◆ **Information shown**
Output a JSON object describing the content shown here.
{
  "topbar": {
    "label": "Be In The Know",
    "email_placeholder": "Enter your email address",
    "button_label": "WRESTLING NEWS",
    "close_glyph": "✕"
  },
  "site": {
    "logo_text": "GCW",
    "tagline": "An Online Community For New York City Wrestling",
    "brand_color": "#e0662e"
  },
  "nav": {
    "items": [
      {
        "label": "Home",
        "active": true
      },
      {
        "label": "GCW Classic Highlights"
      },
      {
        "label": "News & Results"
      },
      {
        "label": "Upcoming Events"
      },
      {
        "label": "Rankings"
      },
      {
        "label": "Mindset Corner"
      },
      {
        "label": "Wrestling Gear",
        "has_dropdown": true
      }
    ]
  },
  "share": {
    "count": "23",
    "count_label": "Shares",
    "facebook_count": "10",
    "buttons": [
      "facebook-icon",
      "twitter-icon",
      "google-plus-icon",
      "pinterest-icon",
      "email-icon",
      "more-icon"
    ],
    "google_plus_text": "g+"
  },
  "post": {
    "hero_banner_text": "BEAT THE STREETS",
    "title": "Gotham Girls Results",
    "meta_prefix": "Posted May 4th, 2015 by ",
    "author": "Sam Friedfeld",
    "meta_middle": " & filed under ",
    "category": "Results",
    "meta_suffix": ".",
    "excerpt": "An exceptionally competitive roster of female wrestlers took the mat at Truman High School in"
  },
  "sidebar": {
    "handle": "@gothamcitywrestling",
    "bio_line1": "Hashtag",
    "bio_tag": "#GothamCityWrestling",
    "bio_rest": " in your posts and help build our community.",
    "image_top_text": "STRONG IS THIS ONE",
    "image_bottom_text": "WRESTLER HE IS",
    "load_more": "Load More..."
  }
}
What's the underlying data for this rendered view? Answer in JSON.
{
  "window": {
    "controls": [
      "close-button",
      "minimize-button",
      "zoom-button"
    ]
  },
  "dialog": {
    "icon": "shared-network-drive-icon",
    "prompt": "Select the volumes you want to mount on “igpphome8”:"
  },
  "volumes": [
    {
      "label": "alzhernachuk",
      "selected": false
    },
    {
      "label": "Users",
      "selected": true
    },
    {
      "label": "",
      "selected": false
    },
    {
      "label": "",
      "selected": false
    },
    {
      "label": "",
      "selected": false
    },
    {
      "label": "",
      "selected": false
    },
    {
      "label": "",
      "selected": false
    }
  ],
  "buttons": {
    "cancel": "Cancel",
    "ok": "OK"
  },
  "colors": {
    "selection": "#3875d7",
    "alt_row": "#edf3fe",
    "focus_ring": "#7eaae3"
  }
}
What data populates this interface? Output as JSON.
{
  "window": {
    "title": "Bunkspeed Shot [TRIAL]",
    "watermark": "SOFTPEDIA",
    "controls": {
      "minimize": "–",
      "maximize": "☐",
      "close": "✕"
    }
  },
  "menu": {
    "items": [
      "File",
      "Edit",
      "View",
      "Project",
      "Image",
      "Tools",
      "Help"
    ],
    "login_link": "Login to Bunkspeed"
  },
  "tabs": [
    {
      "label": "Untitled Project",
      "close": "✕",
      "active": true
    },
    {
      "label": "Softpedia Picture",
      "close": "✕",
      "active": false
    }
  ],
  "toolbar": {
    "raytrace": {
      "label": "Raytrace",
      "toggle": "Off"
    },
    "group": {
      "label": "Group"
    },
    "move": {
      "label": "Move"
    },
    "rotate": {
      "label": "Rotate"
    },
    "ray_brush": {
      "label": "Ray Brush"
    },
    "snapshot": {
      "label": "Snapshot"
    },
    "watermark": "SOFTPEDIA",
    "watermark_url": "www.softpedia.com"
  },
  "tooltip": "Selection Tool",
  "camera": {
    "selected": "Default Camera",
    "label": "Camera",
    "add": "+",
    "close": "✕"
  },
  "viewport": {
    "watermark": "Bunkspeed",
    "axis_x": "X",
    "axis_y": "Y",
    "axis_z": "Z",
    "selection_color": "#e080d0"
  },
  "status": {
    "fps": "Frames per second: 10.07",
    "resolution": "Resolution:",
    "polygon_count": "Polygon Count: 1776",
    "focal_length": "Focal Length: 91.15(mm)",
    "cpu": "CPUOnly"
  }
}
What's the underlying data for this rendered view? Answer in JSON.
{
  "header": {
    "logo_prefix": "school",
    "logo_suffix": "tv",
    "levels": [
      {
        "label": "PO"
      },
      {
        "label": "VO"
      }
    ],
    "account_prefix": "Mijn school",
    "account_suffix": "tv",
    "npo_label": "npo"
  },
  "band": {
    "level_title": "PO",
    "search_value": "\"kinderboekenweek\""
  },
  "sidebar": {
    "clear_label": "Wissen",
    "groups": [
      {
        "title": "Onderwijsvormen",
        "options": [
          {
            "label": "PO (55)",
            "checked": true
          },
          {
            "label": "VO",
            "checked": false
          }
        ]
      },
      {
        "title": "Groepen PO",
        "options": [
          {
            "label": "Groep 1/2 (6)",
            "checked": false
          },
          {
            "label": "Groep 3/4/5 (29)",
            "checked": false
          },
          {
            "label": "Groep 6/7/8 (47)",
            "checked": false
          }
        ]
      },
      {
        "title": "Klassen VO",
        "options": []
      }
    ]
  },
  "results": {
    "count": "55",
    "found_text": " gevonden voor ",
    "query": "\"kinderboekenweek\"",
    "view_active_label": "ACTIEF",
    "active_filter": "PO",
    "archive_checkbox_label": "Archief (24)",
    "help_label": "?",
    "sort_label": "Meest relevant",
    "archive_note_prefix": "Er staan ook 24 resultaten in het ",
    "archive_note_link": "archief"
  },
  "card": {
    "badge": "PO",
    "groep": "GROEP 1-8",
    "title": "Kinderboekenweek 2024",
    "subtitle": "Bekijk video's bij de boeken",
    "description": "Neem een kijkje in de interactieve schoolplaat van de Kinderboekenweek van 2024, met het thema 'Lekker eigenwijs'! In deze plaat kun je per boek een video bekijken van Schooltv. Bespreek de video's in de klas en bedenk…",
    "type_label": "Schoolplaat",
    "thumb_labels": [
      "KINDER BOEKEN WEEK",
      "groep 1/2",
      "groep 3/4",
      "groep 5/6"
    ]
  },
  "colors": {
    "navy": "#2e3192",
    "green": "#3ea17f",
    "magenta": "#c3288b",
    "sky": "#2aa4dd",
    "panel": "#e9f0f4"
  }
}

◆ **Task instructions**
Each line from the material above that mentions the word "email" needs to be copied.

◆ **Answer box**
    "email_placeholder": "Enter your email address",
      "email-icon",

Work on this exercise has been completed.